The longest and most exhausting hardware "project" I've ever embarked on is completed. I'm referring, of course, to the mission of inspecting every Commodore Amiga, PC-compatible, and PC-laptop for leaking or dead batteries, and replacing them.
The final computer to receive attention, out of the dozens and dozens, was this plain Jane Amiga 500 with an A501 memory expansion in its "belly". The A501 provides this computer with an addition 512k of memory, as well as a real-time battery-backed clock. However, that aforementioned battery was a leaky Ni-Cd barrel that needed cutting out and replacing, which I did.
All of the computers which required a battery replacement received ordinary lithium-ion "coin" batteries. This represented a trade-off. These batteries are not rechargeable, but they are easy to swap, since I always mounted a battery-holder for them, and they do not leak acids or bases over time, but simply fade into oblivion.
Safer computers was not the only thing I had to show for having done this project, however. Since these computers were coming down from high shelves in some cases, being tested, and often disassembled to get to the motherboards, I took pictures. Lots and lots of pictures.
A few also required repair, such as the Amiga 600 in the above picture.

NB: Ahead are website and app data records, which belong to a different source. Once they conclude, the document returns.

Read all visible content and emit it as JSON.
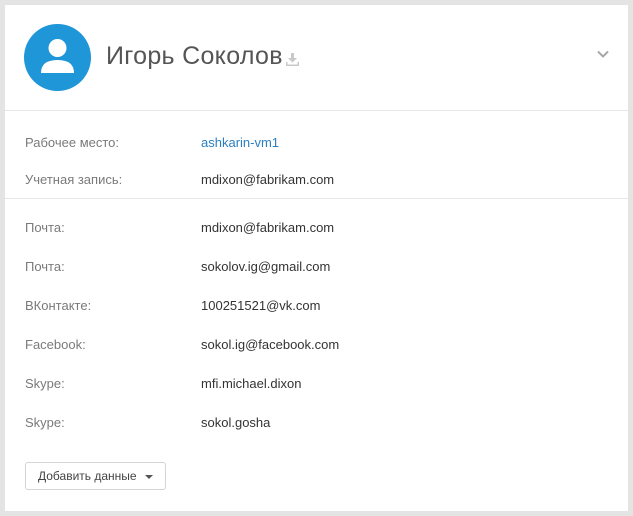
{
  "profile": {
    "name": "Игорь Соколов",
    "icons": {
      "avatar": "user-silhouette-icon",
      "download": "download-icon",
      "collapse": "chevron-down-icon"
    },
    "colors": {
      "avatar_bg": "#1e96d8",
      "link": "#2b7fc1"
    }
  },
  "work": [
    {
      "label": "Рабочее место:",
      "value": "ashkarin-vm1",
      "is_link": true
    },
    {
      "label": "Учетная запись:",
      "value": "mdixon@fabrikam.com",
      "is_link": false
    }
  ],
  "contacts": [
    {
      "label": "Почта:",
      "value": "mdixon@fabrikam.com"
    },
    {
      "label": "Почта:",
      "value": "sokolov.ig@gmail.com"
    },
    {
      "label": "ВКонтакте:",
      "value": "100251521@vk.com"
    },
    {
      "label": "Facebook:",
      "value": "sokol.ig@facebook.com"
    },
    {
      "label": "Skype:",
      "value": "mfi.michael.dixon"
    },
    {
      "label": "Skype:",
      "value": "sokol.gosha"
    }
  ],
  "actions": {
    "add_data_label": "Добавить данные"
  }
}
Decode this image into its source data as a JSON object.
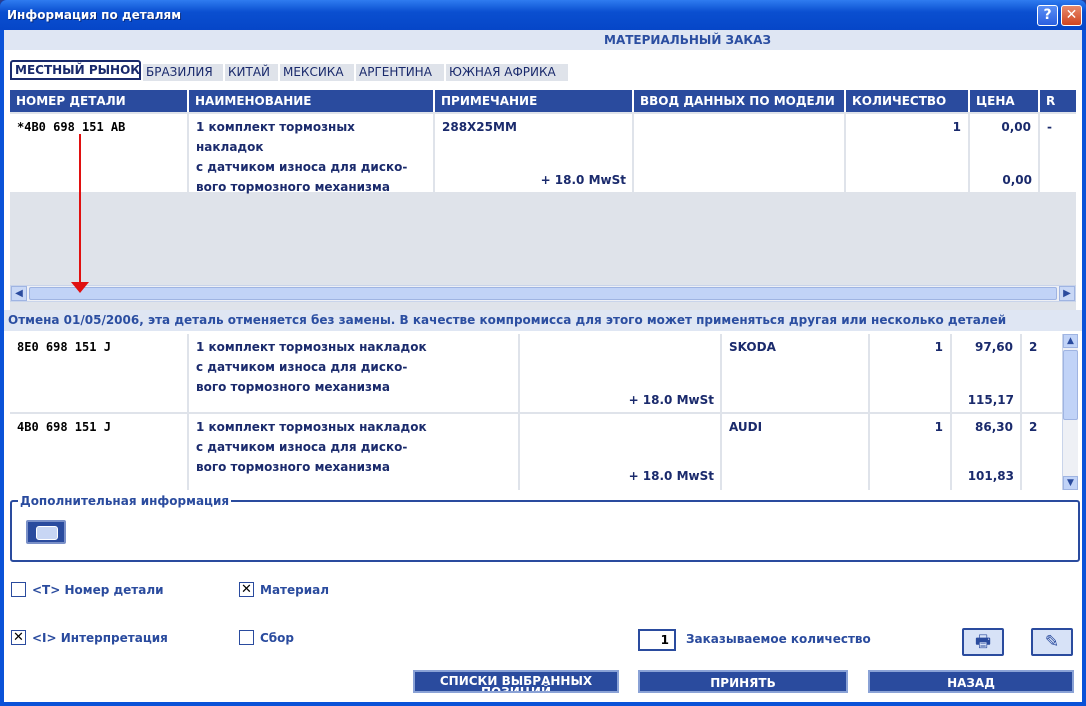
{
  "window": {
    "title": "Информация по деталям",
    "help_label": "?",
    "close_label": "✕"
  },
  "section_title": "МАТЕРИАЛЬНЫЙ ЗАКАЗ",
  "tabs": [
    "МЕСТНЫЙ РЫНОК",
    "БРАЗИЛИЯ",
    "КИТАЙ",
    "МЕКСИКА",
    "АРГЕНТИНА",
    "ЮЖНАЯ АФРИКА"
  ],
  "table": {
    "headers": [
      "НОМЕР ДЕТАЛИ",
      "НАИМЕНОВАНИЕ",
      "ПРИМЕЧАНИЕ",
      "ВВОД ДАННЫХ ПО МОДЕЛИ",
      "КОЛИЧЕСТВО",
      "ЦЕНА",
      "R"
    ],
    "rows": [
      {
        "part_number": "*4B0 698 151 AB",
        "name_lines": [
          "1 комплект тормозных накладок",
          "с датчиком износа для диско-",
          "вого тормозного механизма"
        ],
        "note": "288X25MM",
        "vat": "+ 18.0 MwSt",
        "model": "",
        "quantity": "1",
        "price": "0,00",
        "price_gross": "0,00",
        "r": "-"
      }
    ]
  },
  "notice": "Отмена 01/05/2006, эта деталь отменяется без замены. В качестве компромисса для этого может применяться другая или несколько деталей",
  "replacements": [
    {
      "part_number": "8E0 698 151 J",
      "name_lines": [
        "1 комплект тормозных накладок",
        "с датчиком износа для диско-",
        "вого тормозного механизма"
      ],
      "vat": "+ 18.0 MwSt",
      "brand": "SKODA",
      "quantity": "1",
      "price": "97,60",
      "price_gross": "115,17",
      "r": "2"
    },
    {
      "part_number": "4B0 698 151 J",
      "name_lines": [
        "1 комплект тормозных накладок",
        "с датчиком износа для диско-",
        "вого тормозного механизма"
      ],
      "vat": "+ 18.0 MwSt",
      "brand": "AUDI",
      "quantity": "1",
      "price": "86,30",
      "price_gross": "101,83",
      "r": "2"
    }
  ],
  "additional_info": {
    "legend": "Дополнительная информация"
  },
  "options": {
    "part_number": {
      "label": "<T> Номер детали",
      "checked": false
    },
    "material": {
      "label": "Материал",
      "checked": true
    },
    "interpretation": {
      "label": "<I> Интерпретация",
      "checked": true
    },
    "assembly": {
      "label": "Сбор",
      "checked": false
    }
  },
  "order_qty": {
    "value": "1",
    "label": "Заказываемое количество"
  },
  "buttons": {
    "lists": "СПИСКИ ВЫБРАННЫХ ПОЗИЦИЙ",
    "accept": "ПРИНЯТЬ",
    "back": "НАЗАД"
  },
  "colors": {
    "header_blue": "#2a4b9e",
    "title_blue": "#0a52d8",
    "arrow_red": "#e01010"
  }
}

Others got their hard drives reformatted for a fresh install of Windows 3.1, for no reason at all. Such was the case for this Commodore Select Edition 286, with 80287 co-processor!
This Amiga 4000 /040 got a fresh install of AmigaOS 3.9. It deserved it.
But most of them I was just happy to see still kicking after all these years, such as this Commodore PC10-III, which was one of my first Commodore PCs. I remember using it for many years as a 64NET server for the 8-bits. Later it got PC-GEOS installed on it for productivity use.
It's good to know these computers will be safe and secure for years of new joys to come.